The series of colored images were released at the launch event of the Space Day of China held in Hefei, capital city of east China’s Anhui Province.
Processed in accordance with mapping standards with a spatial resolution of 76 meters, the images include the orthographic projection of the eastern and western hemispheres of Mars, the Robinson projection of Mars, and the Mercator projection plus an azimuthal projection of the planet.
According to the CNSA, these images are based on 14,757 image data acquired by a remote-sensing camera on the Tianwen-1 orbiter over eight months from November 2021 to July 2022.
China’s Tianwen-1 mission, consisting of an orbiter, a lander and a rover, was launched on July 23, 2020 and entered the orbit of Mars after 202 days of flight.
The lander, carrying the rover Zhurong, touched down on May 15, 2021 in the southern part of Utopia Planitia, a vast plain in the northern hemisphere of Mars. Zhurong drove down from its landing platform to the Martian surface on May 22, starting its exploration of the red planet.
"The global images of Mars will provide a better quality base map for Mars exploration and scientific research," said Zhang Rongqiao, the chief designer of China’s first Mars exploration mission.
"It is an important contribution that Tianwen-1 has made to human deep space exploration," he added.
Zhang noted that starting from May 1 this year, the scientific data of Tianwen-1 will be open to the world.
The research team has also identified a large number of geographical entities near the landing site from high-resolution images of Mars. The International Astronomical Union has named, according to relevant rules, 22 of the geographical entities after the historical and cultural villages and towns in China with a population of less than 100,000.
"The scientific exploration data obtained by the Tianwen-1 mission will make a contribution to human’s in-depth knowledge of Mars," the CNSA said.

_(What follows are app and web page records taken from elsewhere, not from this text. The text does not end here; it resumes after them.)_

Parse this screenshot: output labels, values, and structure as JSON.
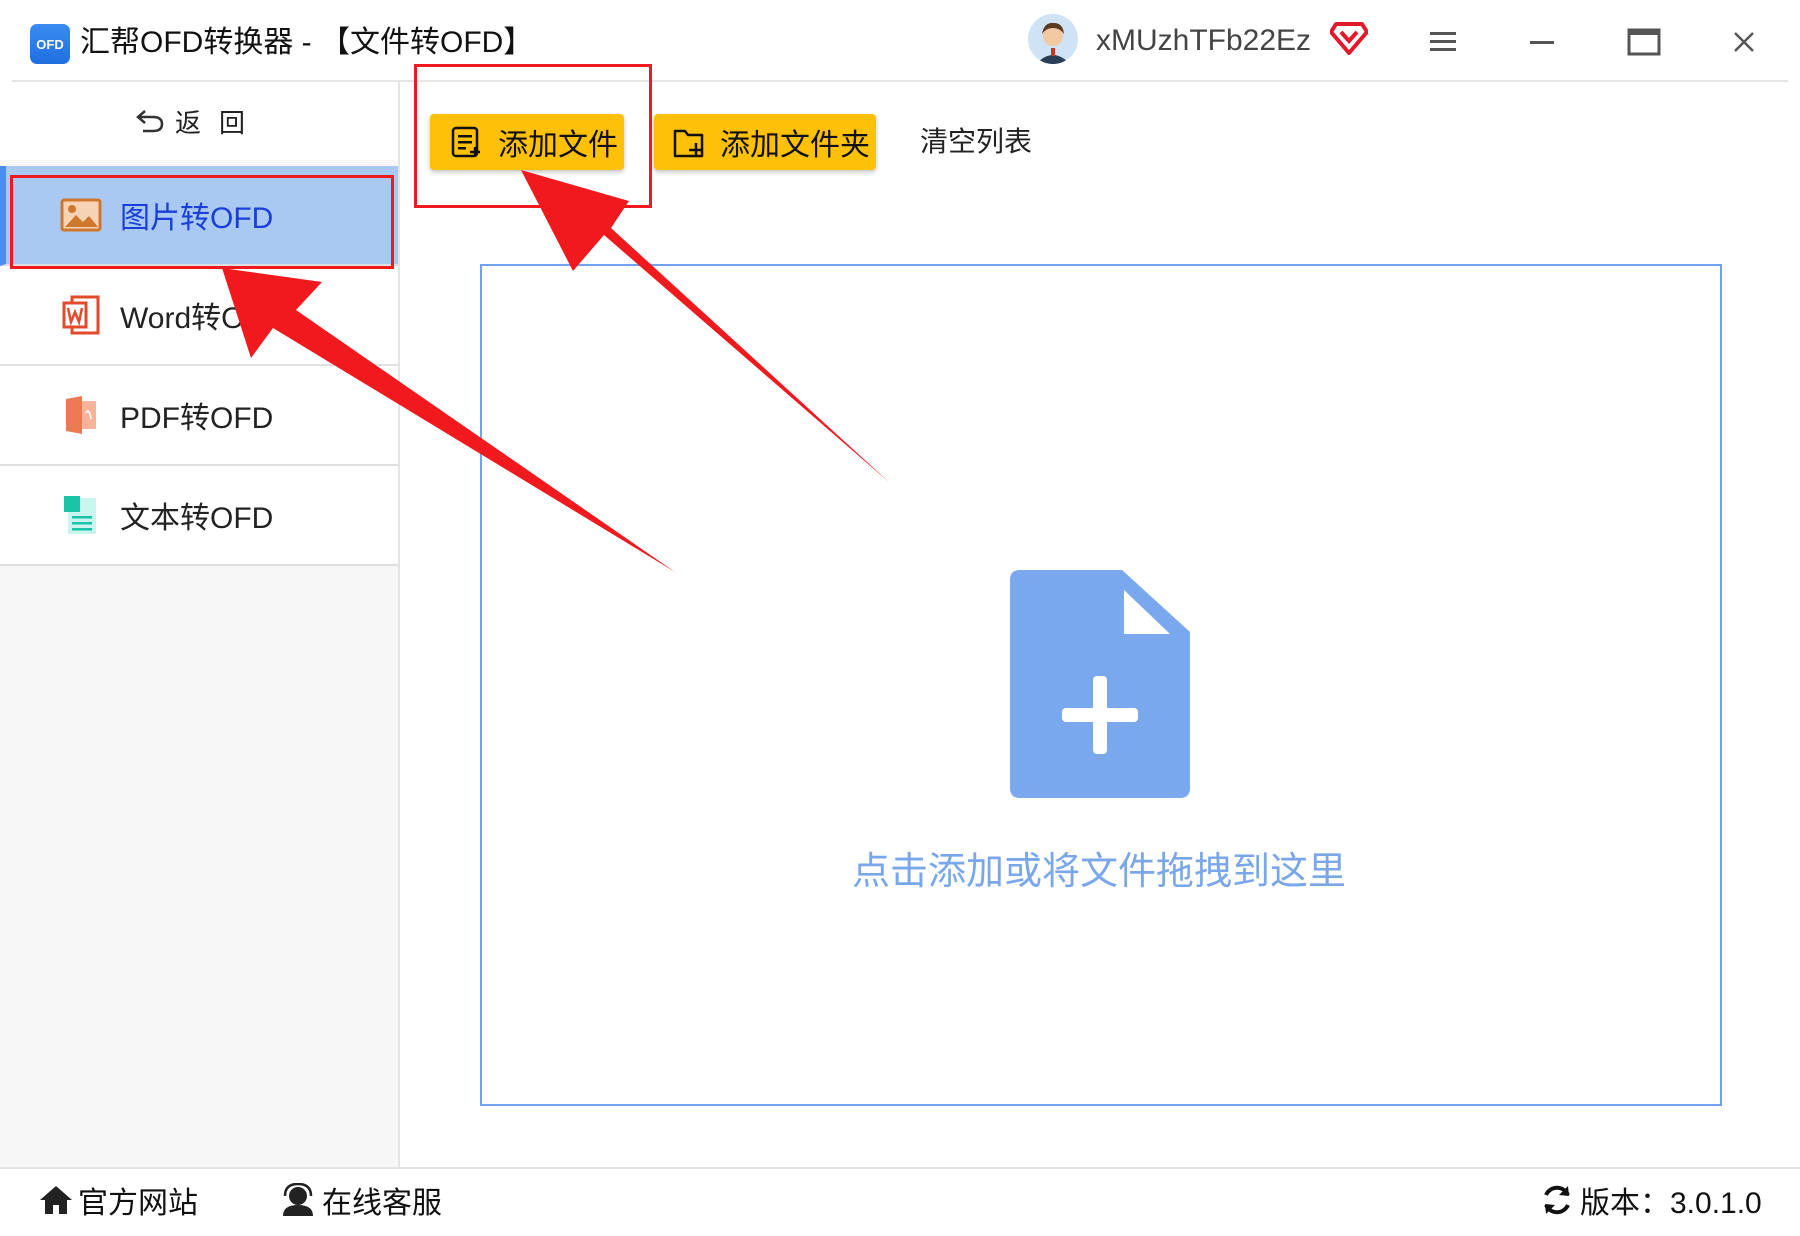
{
  "window": {
    "title": "汇帮OFD转换器 - 【文件转OFD】",
    "logo_text": "OFD",
    "username": "xMUzhTFb22Ez",
    "controls": [
      "menu-icon",
      "minimize-icon",
      "maximize-icon",
      "close-icon"
    ]
  },
  "sidebar": {
    "back_label": "返回",
    "items": [
      {
        "label": "图片转OFD",
        "icon": "image-icon",
        "active": true
      },
      {
        "label": "Word转OFD",
        "icon": "word-icon",
        "active": false
      },
      {
        "label": "PDF转OFD",
        "icon": "pdf-icon",
        "active": false
      },
      {
        "label": "文本转OFD",
        "icon": "text-file-icon",
        "active": false
      }
    ]
  },
  "toolbar": {
    "add_file": "添加文件",
    "add_folder": "添加文件夹",
    "clear_list": "清空列表"
  },
  "dropzone": {
    "hint": "点击添加或将文件拖拽到这里",
    "icon": "file-add-icon"
  },
  "statusbar": {
    "website": "官方网站",
    "support": "在线客服",
    "version": "版本：3.0.1.0"
  },
  "colors": {
    "accent_yellow": "#ffc107",
    "active_nav": "#a9c8f2",
    "dropzone_blue": "#7aa7ea",
    "annotation_red": "#f0191e"
  }
}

According to the CNSA, the Tianwen-1 orbiter had achieved global remote sensing detection on Mars by June 29, 2022. So far, it has been operating for more than 1,000 days in good condition and continuing to accumulate remote sensing raw data. The rover Zhurong, currently in dormancy, traveled 1,921 meters on the red planet.